January 7, 2022

Tango in Small Cities


There are numerous teahouses in the streets and alleys of Chengdu, China, and every one of them is booming with business. Chengdu people like to spend time with friends in teahouses, drinking tea while chatting, reading, playing chess, listening to local operas, etc. This leisurely pleasure has become an indispensable part of Chengdu people’s daily lives.


What the teahouse is to Chengdu is like what the milonga is to Buenos Aires. There are numerous milongas in the streets of Buenos Aires. The Portenos like to pass time there, meeting friends, listening to music, and dancing tango. Over time, they became skilled dancers, and tango became an integral part of their daily lives. For many Portenos, a day without tango is like a day without food.




Tango dancers in small cities, where their number is too small and milonga is poor, don't have that luxury. That’s why I used to drive to nearby big cities to dance tango. For a three-hour milonga, the round trip took me five to six hours. In addition to fatigue and sleepless nights, the cost adds up to a considerable amount annually. In the end I couldn't take it any longer and had to accept the reality and dance locally.

Dancing locally may not be as gratifying as dancing in big cities, but it is convenient, time-saving, and affordable. It's okay to go out to dance occasionally, but to enjoy tango on a regular and sustainable base, you have to do it locally. Tango aficionados in small cities must accept that reality. In big cities there are established tango groups and milongas readily available. But in small cities we have no choice but to create our own. Building a tango community isn't easy, but if we don't do that and choose to travel long distances, then we'll have to say goodbye to tango when we are tired of travel, or we’ll have to face the reality again. Would it not be better if we put that energy in building our own tango community so that we can enjoy tango locally like people in big cities?

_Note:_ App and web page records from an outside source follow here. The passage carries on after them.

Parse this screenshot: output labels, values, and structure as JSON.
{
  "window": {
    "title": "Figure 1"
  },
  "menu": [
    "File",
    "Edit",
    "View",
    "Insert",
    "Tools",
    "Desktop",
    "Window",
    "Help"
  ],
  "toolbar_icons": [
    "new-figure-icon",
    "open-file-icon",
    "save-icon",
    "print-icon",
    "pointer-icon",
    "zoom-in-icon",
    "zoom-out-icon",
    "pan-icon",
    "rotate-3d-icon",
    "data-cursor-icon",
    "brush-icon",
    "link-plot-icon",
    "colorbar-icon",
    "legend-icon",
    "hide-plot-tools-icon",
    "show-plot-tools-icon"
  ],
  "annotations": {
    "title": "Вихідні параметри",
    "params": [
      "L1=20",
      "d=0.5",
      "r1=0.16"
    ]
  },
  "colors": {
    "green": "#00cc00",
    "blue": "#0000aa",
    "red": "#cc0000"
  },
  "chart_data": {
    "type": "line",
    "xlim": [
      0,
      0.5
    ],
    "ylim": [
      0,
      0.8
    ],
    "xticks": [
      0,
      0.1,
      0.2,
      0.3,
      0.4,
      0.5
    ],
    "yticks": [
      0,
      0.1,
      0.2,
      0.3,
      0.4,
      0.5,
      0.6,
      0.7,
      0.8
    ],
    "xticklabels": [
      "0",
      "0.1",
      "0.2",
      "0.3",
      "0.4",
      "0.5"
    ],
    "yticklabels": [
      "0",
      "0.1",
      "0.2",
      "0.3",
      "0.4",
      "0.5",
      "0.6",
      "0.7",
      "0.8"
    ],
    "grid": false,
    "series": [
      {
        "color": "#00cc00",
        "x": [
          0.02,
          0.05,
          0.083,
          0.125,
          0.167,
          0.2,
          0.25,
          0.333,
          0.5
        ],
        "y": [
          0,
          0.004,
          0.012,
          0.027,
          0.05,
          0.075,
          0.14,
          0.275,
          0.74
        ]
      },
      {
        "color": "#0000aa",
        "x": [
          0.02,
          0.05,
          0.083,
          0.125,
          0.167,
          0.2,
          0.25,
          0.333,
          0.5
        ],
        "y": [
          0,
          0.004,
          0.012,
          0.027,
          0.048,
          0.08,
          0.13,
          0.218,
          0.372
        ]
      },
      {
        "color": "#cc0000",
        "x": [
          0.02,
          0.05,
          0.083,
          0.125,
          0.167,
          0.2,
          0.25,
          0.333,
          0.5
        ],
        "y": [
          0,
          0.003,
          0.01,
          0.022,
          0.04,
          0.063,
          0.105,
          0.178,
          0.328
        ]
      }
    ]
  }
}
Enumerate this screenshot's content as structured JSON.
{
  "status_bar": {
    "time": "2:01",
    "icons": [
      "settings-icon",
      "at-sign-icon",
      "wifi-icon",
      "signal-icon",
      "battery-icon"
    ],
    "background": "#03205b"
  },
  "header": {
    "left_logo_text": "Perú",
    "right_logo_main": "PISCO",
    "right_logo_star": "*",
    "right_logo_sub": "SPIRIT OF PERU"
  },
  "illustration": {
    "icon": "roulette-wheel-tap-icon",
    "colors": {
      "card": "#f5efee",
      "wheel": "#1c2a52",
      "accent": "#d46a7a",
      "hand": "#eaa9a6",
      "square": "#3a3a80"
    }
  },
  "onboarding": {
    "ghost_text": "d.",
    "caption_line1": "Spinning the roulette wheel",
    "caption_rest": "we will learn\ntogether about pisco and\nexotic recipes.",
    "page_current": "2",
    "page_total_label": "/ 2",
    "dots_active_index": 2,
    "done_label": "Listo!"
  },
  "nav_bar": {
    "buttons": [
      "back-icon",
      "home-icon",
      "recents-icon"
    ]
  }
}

Tango dancers in small cities have to have a strategic vision. We can't expect other people to plant trees for us to enjoy the shade. We have to plant our own trees and enjoy our own fruit. Building a tango community requires dedication and commitment. Despite the difficulties, we should not exchange that vision for immediate pleasure. We must invest for the future, so that when we can no longer travel around, we will still have a place to dance tango. Don't be intimidated by starting small and slow. So long as we stick to the cause, the community will grow. Right now we are still in the start-up stage, but that stage will pass. What we ought to think is how to make our community better and stronger, not to leave the community and dance elsewhere.

The importance of building a local tango group cannot be overstated. It is where we improve our dance skills and enjoy tango on a daily base. Tango is a teamwork. Without a team there cannot be tango. You go out to dance tango because there is a bigger and better team there. Then why not spend time on improving our own team? As tango dancers we can't only think about the present but not the long-term, focus only on personal skills but ignore team building, enjoy without contributing and take without giving back. I have provided you with a place to dance tango, and I do it willingly as my contribution to the group. I expect every one of you to make your contributions, not as a way to return the favor, but as a way to make the group better, stronger and more united. Do not come just to dance tango. Ask yourself at least once a month, "Have I done anything for the group this month?" If everyone can do their part, then our group will become better and better, so that tango can be an indispensable part of our daily lives, too. (See Never Forget Why We Started.)